%%
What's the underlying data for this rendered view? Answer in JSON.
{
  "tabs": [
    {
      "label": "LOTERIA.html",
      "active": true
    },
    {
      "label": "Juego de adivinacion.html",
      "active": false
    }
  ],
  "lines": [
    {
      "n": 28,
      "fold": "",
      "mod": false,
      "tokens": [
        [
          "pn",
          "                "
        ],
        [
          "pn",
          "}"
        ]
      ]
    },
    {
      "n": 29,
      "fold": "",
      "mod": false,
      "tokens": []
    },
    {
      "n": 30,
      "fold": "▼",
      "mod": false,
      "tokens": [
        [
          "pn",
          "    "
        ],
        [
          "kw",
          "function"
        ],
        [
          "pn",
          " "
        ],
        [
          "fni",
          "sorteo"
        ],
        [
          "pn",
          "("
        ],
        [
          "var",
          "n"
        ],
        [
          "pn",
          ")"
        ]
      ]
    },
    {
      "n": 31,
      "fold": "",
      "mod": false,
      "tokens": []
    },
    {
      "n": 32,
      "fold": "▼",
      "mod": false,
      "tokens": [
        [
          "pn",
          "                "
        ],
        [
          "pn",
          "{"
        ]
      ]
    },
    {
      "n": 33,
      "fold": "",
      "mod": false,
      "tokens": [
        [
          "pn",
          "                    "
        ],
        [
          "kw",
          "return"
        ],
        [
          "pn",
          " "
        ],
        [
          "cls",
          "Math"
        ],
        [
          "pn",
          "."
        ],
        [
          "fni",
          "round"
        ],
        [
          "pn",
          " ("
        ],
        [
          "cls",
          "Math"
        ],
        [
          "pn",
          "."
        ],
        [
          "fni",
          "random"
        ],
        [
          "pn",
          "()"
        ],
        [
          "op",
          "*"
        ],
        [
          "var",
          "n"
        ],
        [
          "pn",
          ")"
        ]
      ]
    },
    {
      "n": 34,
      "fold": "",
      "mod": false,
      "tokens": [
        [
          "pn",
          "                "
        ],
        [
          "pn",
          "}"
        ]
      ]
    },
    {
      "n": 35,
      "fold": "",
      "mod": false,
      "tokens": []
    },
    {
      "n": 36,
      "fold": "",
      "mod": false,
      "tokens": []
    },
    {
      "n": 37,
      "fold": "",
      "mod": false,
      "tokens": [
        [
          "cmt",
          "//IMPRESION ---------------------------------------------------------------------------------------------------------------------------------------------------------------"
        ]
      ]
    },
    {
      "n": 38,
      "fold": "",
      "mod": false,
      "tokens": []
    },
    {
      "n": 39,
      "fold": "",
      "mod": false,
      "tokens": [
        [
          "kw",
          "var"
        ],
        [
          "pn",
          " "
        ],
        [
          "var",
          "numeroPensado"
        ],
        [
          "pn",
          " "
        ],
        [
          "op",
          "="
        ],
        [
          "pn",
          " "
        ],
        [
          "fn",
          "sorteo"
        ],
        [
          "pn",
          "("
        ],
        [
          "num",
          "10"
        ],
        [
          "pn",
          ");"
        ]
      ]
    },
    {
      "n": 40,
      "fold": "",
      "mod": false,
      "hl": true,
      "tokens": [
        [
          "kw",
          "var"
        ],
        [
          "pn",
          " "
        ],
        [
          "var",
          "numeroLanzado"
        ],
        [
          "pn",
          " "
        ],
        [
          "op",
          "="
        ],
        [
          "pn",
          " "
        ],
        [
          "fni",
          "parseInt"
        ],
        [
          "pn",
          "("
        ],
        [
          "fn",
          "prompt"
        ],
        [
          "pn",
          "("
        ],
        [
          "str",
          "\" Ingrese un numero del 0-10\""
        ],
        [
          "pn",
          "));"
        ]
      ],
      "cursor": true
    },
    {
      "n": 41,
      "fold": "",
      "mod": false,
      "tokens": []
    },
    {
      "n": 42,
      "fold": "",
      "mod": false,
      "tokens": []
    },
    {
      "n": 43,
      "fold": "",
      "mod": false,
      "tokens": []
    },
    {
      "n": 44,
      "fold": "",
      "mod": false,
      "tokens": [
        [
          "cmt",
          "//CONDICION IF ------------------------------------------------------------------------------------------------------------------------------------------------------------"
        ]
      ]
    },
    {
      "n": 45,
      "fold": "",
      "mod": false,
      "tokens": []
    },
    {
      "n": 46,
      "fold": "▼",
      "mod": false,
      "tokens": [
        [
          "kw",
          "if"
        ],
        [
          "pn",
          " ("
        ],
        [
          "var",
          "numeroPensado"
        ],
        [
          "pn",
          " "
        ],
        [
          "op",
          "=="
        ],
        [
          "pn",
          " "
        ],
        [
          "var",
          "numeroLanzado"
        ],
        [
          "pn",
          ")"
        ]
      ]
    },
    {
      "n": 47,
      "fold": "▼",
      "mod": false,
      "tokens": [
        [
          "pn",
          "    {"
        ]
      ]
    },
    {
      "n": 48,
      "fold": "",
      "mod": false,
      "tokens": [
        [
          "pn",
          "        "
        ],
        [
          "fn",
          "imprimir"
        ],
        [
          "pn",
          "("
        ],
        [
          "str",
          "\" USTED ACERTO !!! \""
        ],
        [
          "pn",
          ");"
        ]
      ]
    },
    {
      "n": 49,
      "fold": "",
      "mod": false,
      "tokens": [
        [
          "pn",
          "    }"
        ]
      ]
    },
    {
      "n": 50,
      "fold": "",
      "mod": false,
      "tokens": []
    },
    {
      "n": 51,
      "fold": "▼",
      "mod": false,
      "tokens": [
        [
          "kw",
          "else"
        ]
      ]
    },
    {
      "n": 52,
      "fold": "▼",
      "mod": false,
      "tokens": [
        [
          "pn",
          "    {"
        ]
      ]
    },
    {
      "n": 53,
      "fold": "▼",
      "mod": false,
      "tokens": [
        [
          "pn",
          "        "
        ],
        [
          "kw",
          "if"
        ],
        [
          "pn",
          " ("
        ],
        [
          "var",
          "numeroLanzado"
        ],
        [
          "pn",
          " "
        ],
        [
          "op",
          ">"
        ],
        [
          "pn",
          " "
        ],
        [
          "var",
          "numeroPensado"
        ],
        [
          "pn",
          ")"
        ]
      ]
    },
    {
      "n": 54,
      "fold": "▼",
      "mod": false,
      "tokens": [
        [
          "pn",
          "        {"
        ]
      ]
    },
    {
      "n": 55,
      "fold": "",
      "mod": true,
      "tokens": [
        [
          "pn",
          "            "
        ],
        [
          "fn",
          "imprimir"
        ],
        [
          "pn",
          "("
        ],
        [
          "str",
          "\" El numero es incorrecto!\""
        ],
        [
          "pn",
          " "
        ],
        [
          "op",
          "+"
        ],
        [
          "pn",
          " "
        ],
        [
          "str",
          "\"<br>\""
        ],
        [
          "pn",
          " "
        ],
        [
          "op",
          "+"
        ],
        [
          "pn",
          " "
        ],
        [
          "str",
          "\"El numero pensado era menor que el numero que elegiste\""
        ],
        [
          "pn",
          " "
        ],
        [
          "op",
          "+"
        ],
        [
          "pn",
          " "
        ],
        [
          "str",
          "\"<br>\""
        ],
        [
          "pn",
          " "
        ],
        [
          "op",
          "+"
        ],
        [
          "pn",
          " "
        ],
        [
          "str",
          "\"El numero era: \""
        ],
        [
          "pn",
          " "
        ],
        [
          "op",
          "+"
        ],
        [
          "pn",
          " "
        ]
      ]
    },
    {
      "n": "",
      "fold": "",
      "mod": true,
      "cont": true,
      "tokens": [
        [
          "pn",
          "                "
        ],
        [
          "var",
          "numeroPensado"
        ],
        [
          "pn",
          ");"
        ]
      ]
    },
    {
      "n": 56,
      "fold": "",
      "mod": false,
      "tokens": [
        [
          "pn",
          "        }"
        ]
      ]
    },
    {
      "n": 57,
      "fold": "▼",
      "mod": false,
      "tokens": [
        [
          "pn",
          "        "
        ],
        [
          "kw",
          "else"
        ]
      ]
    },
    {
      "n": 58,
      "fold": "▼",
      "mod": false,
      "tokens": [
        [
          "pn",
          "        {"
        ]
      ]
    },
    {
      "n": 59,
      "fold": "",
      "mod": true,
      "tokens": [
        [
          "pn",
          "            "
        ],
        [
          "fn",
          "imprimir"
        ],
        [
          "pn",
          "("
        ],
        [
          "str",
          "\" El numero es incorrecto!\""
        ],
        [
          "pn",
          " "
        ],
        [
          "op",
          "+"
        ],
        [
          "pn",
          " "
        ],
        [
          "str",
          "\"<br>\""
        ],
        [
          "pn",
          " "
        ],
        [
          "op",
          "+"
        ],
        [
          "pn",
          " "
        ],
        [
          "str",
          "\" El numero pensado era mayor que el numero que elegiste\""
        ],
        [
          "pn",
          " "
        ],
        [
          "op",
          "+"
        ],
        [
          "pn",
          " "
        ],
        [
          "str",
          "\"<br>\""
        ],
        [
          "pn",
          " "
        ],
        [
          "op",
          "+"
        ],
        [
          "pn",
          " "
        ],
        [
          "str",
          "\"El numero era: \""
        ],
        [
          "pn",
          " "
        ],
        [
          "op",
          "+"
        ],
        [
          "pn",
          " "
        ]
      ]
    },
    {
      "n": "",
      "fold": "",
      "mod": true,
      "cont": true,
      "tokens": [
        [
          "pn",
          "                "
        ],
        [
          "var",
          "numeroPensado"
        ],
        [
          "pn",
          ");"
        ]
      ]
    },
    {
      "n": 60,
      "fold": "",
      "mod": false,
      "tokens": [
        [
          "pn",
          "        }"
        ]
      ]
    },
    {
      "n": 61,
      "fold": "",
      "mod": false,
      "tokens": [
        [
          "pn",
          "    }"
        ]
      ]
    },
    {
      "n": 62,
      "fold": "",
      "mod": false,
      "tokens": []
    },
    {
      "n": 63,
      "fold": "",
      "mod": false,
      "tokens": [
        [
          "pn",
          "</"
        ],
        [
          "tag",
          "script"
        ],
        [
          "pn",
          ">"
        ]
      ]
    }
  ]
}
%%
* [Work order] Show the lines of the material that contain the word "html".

* [Task output]
      "label": "LOTERIA.html",
      "label": "Juego de adivinacion.html",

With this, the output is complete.